Sames explained that with digital copies, they could be put on a platform to link them together, and start simulating how they work together and how they perform under varying functions.
The technology was actually tested last year on an offshore service vessel where DNV GL explored the effects of the change in the environmental laws when using a dynamic positioning system. DNV GL also studied the effects on the propellers, effects on the diesel aspects that were powering the vessel, and how the engine load responded and changed in response to the external loads.
“Digital twins are good tools for us as an industry that help us to optimize things before they are built. They help us to certify things, because for the first time in many cases, we see how they interact, and we can certify that they are working together,” Sames said. “They also help us to commission, and this is where we use it today already. So, we check the control systems software, or several systems, in advance to figure out whether it is working, so that you, in advance, can avoid costly repairs.”
Although the future of jobs was not discussed in DNV GL’s report, Sames said that technology will play a big part in job loss and job creation.
“In terms of asset integrity management, for every inspector that you have today that is inspecting manually, there might be a drone tomorrow that is doing his job,” Sames said. “However, there might be another job that is created that is operating the drone.
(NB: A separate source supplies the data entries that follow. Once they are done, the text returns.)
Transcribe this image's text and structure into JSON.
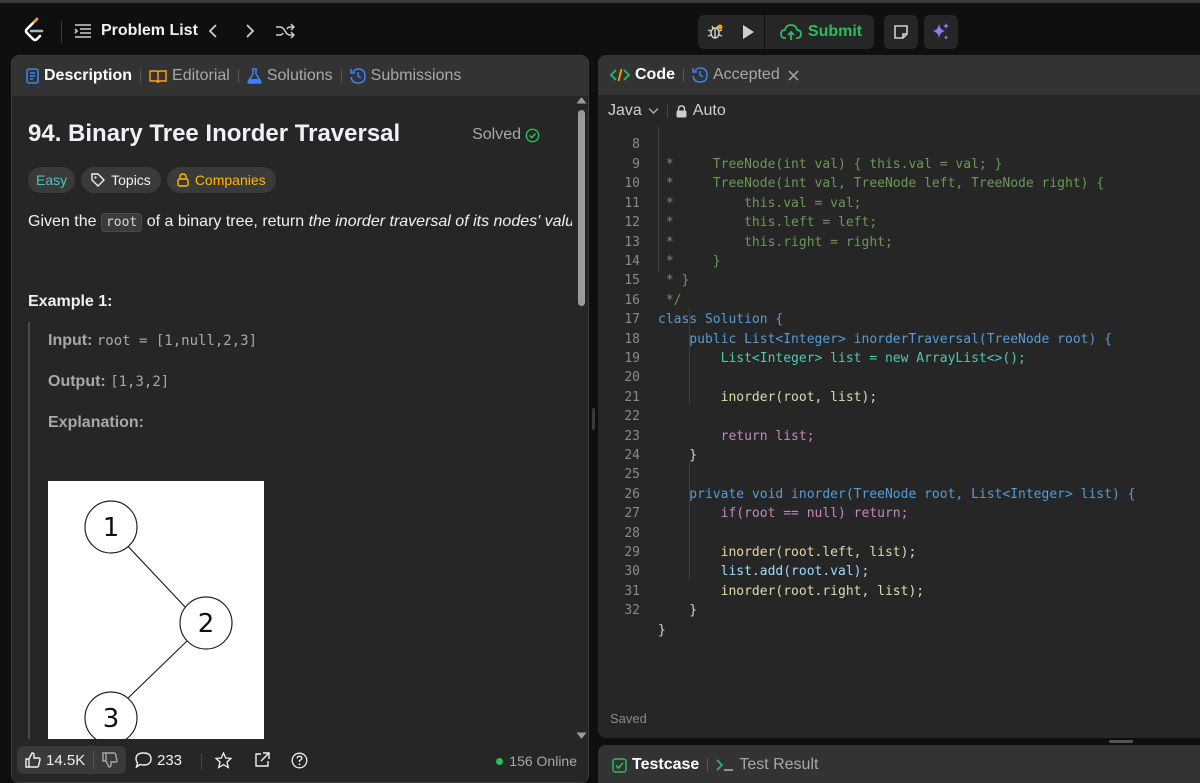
{
  "topbar": {
    "problem_list_label": "Problem List",
    "submit_label": "Submit"
  },
  "left_panel": {
    "tabs": [
      {
        "label": "Description"
      },
      {
        "label": "Editorial"
      },
      {
        "label": "Solutions"
      },
      {
        "label": "Submissions"
      }
    ],
    "title": "94. Binary Tree Inorder Traversal",
    "solved_label": "Solved",
    "chips": {
      "difficulty": "Easy",
      "topics": "Topics",
      "companies": "Companies"
    },
    "statement": {
      "pre": "Given the ",
      "code": "root",
      "mid": " of a binary tree, return ",
      "em": "the inorder traversal of its nodes' values",
      "post": "."
    },
    "example": {
      "title": "Example 1:",
      "input_label": "Input:",
      "input_value": "root = [1,null,2,3]",
      "output_label": "Output:",
      "output_value": "[1,3,2]",
      "explanation_label": "Explanation:",
      "tree_nodes": [
        "1",
        "2",
        "3"
      ]
    },
    "footer": {
      "likes": "14.5K",
      "comments": "233",
      "online": "156 Online"
    }
  },
  "right_panel": {
    "tabs": [
      {
        "label": "Code"
      },
      {
        "label": "Accepted"
      }
    ],
    "language": "Java",
    "mode": "Auto",
    "code_lines": [
      {
        "n": "8",
        "text": " *     TreeNode(int val) { this.val = val; }"
      },
      {
        "n": "9",
        "text": " *     TreeNode(int val, TreeNode left, TreeNode right) {"
      },
      {
        "n": "10",
        "text": " *         this.val = val;"
      },
      {
        "n": "11",
        "text": " *         this.left = left;"
      },
      {
        "n": "12",
        "text": " *         this.right = right;"
      },
      {
        "n": "13",
        "text": " *     }"
      },
      {
        "n": "14",
        "text": " * }"
      },
      {
        "n": "15",
        "text": " */"
      },
      {
        "n": "16",
        "text": "class Solution {"
      },
      {
        "n": "17",
        "text": "    public List<Integer> inorderTraversal(TreeNode root) {"
      },
      {
        "n": "18",
        "text": "        List<Integer> list = new ArrayList<>();"
      },
      {
        "n": "19",
        "text": ""
      },
      {
        "n": "20",
        "text": "        inorder(root, list);"
      },
      {
        "n": "21",
        "text": ""
      },
      {
        "n": "22",
        "text": "        return list;"
      },
      {
        "n": "23",
        "text": "    }"
      },
      {
        "n": "24",
        "text": ""
      },
      {
        "n": "25",
        "text": "    private void inorder(TreeNode root, List<Integer> list) {"
      },
      {
        "n": "26",
        "text": "        if(root == null) return;"
      },
      {
        "n": "27",
        "text": ""
      },
      {
        "n": "28",
        "text": "        inorder(root.left, list);"
      },
      {
        "n": "29",
        "text": "        list.add(root.val);"
      },
      {
        "n": "30",
        "text": "        inorder(root.right, list);"
      },
      {
        "n": "31",
        "text": "    }"
      },
      {
        "n": "32",
        "text": "}"
      }
    ],
    "saved_label": "Saved"
  },
  "bottom_panel": {
    "tabs": [
      {
        "label": "Testcase"
      },
      {
        "label": "Test Result"
      }
    ]
  },
  "colors": {
    "accent_green": "#2cbb5d",
    "easy_teal": "#46c6c2",
    "companies_yellow": "#ffb800",
    "code_tab_orange": "#ffa116",
    "submissions_blue": "#3b82f6"
  },
  "icons": [
    "leetcode-logo-icon",
    "list-icon",
    "chevron-left-icon",
    "chevron-right-icon",
    "shuffle-icon",
    "debug-icon",
    "play-icon",
    "upload-cloud-icon",
    "note-icon",
    "sparkle-icon",
    "document-icon",
    "book-icon",
    "flask-icon",
    "history-icon",
    "check-circle-icon",
    "tag-icon",
    "lock-icon",
    "code-icon",
    "close-icon",
    "chevron-down-icon",
    "thumbs-up-icon",
    "thumbs-down-icon",
    "comment-icon",
    "star-icon",
    "share-icon",
    "help-icon",
    "checkbox-icon",
    "terminal-icon"
  ]
}
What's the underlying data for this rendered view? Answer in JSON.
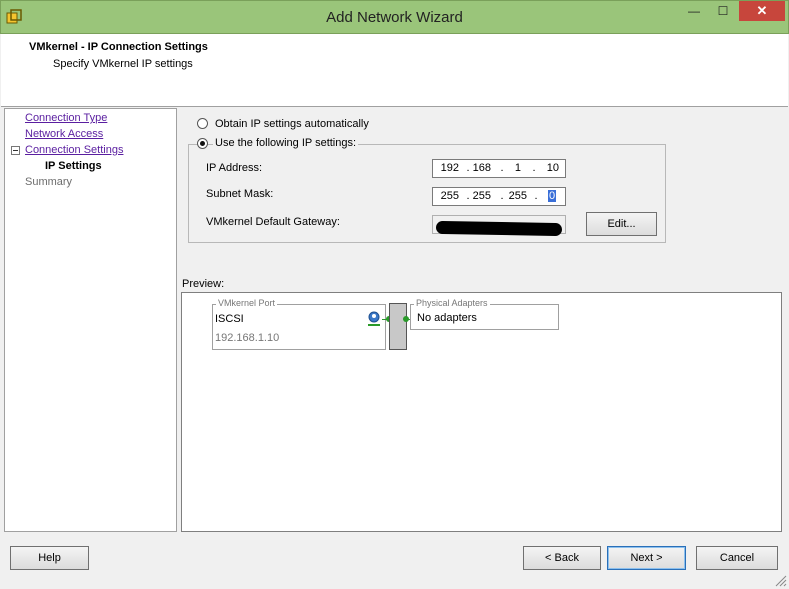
{
  "window": {
    "title": "Add Network Wizard",
    "minimize_glyph": "—",
    "maximize_glyph": "☐",
    "close_glyph": "✕",
    "icon": "vsphere-app-icon"
  },
  "header": {
    "title": "VMkernel - IP Connection Settings",
    "subtitle": "Specify VMkernel IP settings"
  },
  "nav": {
    "items": [
      {
        "label": "Connection Type"
      },
      {
        "label": "Network Access"
      },
      {
        "label": "Connection Settings"
      },
      {
        "label": "IP Settings"
      },
      {
        "label": "Summary"
      }
    ]
  },
  "ip_settings": {
    "obtain_auto_label": "Obtain IP settings automatically",
    "use_following_label": "Use the following IP settings:",
    "selected": "use_following",
    "ip_address_label": "IP Address:",
    "ip_address": [
      "192",
      "168",
      "1",
      "10"
    ],
    "subnet_mask_label": "Subnet Mask:",
    "subnet_mask": [
      "255",
      "255",
      "255",
      "0"
    ],
    "gateway_label": "VMkernel Default Gateway:",
    "edit_button": "Edit..."
  },
  "preview": {
    "label": "Preview:",
    "vmkernel_port_legend": "VMkernel Port",
    "port_name": "ISCSI",
    "port_ip": "192.168.1.10",
    "physical_adapters_legend": "Physical Adapters",
    "adapters_text": "No adapters"
  },
  "footer": {
    "help": "Help",
    "back": "< Back",
    "next": "Next >",
    "cancel": "Cancel"
  },
  "colors": {
    "titlebar": "#9ac57a",
    "close": "#c7463c",
    "link": "#5a1ea0",
    "connector": "#2a9a2a"
  }
}
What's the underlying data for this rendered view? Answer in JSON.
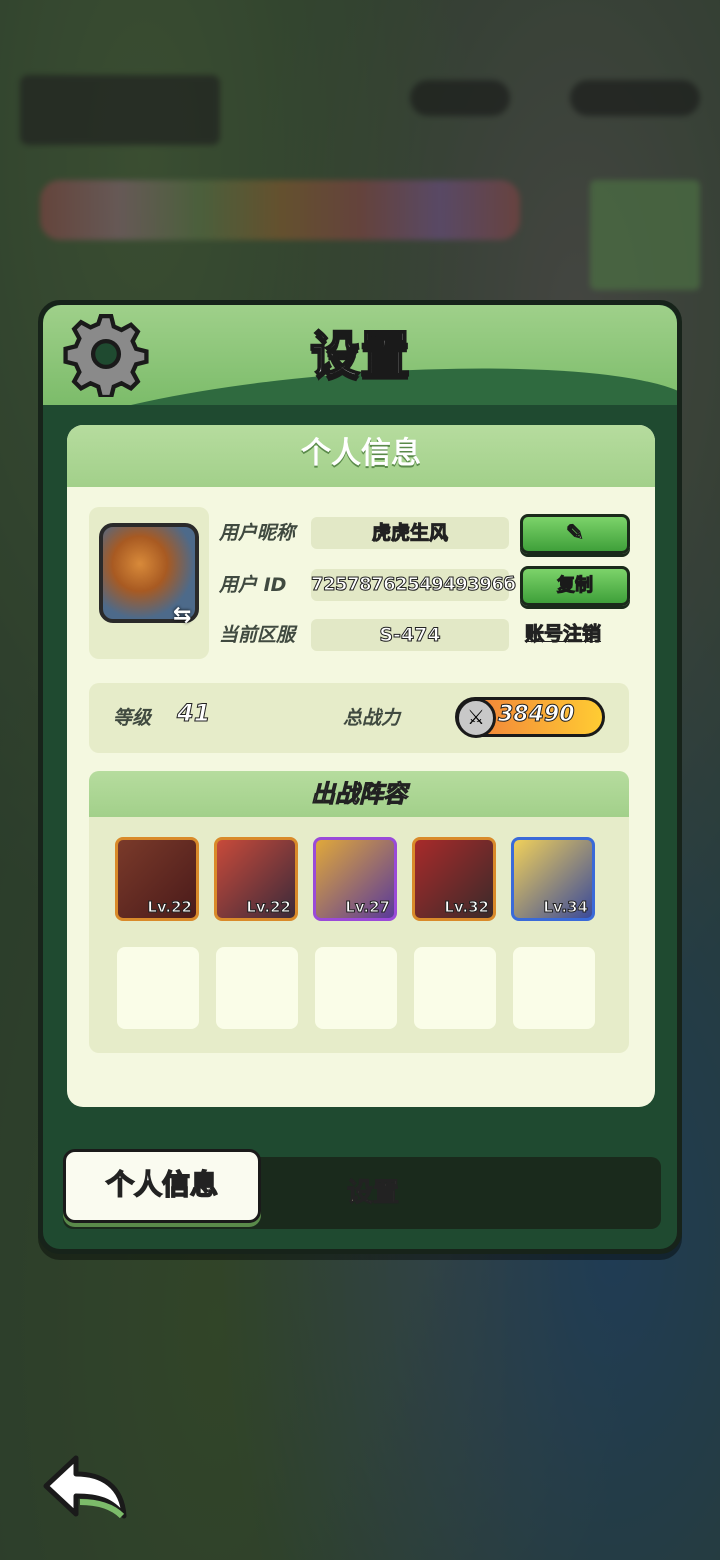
{
  "window_title": "设置",
  "profile_section": {
    "title": "个人信息",
    "nickname_label": "用户昵称",
    "nickname_value": "虎虎生风",
    "id_label": "用户 ID",
    "id_value": "7257876254949396б",
    "server_label": "当前区服",
    "server_value": "S-474",
    "copy_label": "复制",
    "cancel_account_label": "账号注销"
  },
  "stats": {
    "level_label": "等级",
    "level_value": "41",
    "power_label": "总战力",
    "power_value": "38490"
  },
  "lineup": {
    "title": "出战阵容",
    "heroes": [
      {
        "level": "Lv.22",
        "border": "#d98a2a"
      },
      {
        "level": "Lv.22",
        "border": "#d98a2a"
      },
      {
        "level": "Lv.27",
        "border": "#9a4ad8"
      },
      {
        "level": "Lv.32",
        "border": "#d98a2a"
      },
      {
        "level": "Lv.34",
        "border": "#3a6ad8"
      }
    ],
    "empty_slots": 5
  },
  "tabs": [
    {
      "label": "个人信息",
      "active": true
    },
    {
      "label": "设置",
      "active": false
    }
  ],
  "icons": [
    "gear-icon",
    "edit-icon",
    "swap-icon",
    "power-icon",
    "back-arrow-icon"
  ],
  "colors": {
    "accent_green": "#7cbc6a",
    "panel_dark": "#1f4a30",
    "card_bg": "#f4f8e0"
  }
}
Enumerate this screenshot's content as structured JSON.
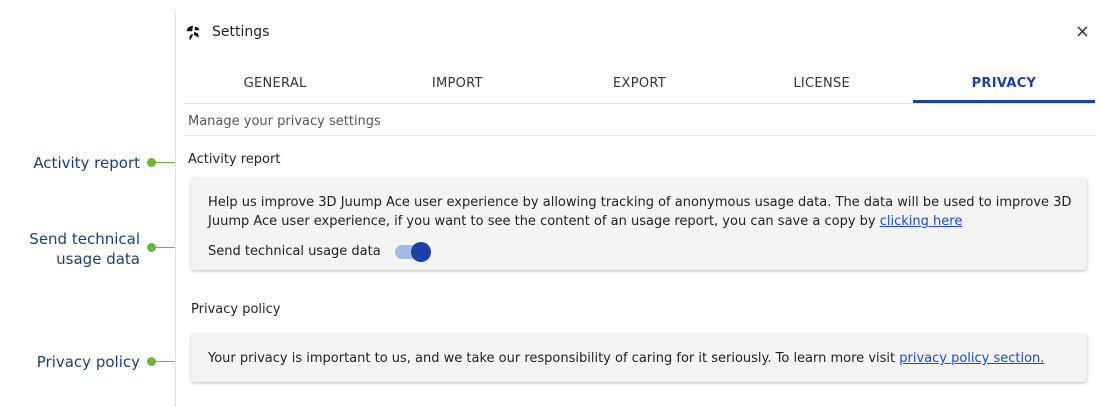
{
  "callouts": {
    "activity_report": "Activity report",
    "send_technical_line1": "Send technical",
    "send_technical_line2": "usage data",
    "privacy_policy": "Privacy policy"
  },
  "window": {
    "title": "Settings",
    "close_icon": "×"
  },
  "tabs": [
    {
      "label": "GENERAL",
      "active": false
    },
    {
      "label": "IMPORT",
      "active": false
    },
    {
      "label": "EXPORT",
      "active": false
    },
    {
      "label": "LICENSE",
      "active": false
    },
    {
      "label": "PRIVACY",
      "active": true
    }
  ],
  "subtitle": "Manage your privacy settings",
  "activity": {
    "heading": "Activity report",
    "text": "Help us improve 3D Juump Ace user experience by allowing tracking of anonymous usage data. The data will be used to improve 3D Juump Ace user experience, if you want to see the content of an usage report, you can save a copy by ",
    "link": "clicking here",
    "toggle_label": "Send technical usage data",
    "toggle_on": true
  },
  "privacy": {
    "heading": "Privacy policy",
    "text": "Your privacy is important to us, and we take our responsibility of caring for it seriously. To learn more visit ",
    "link": "privacy policy section."
  },
  "colors": {
    "accent": "#1d3fa8",
    "callout_text": "#1b3d7a",
    "callout_line": "#6cb33f",
    "link": "#1a4bd6"
  }
}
The drone operator can actually operate many drones simultaneously, so it might be in some area, that there are more jobs that are lost, compared to those that are created.”
Since drones require software, Sames believes that software development jobs will be in high demand.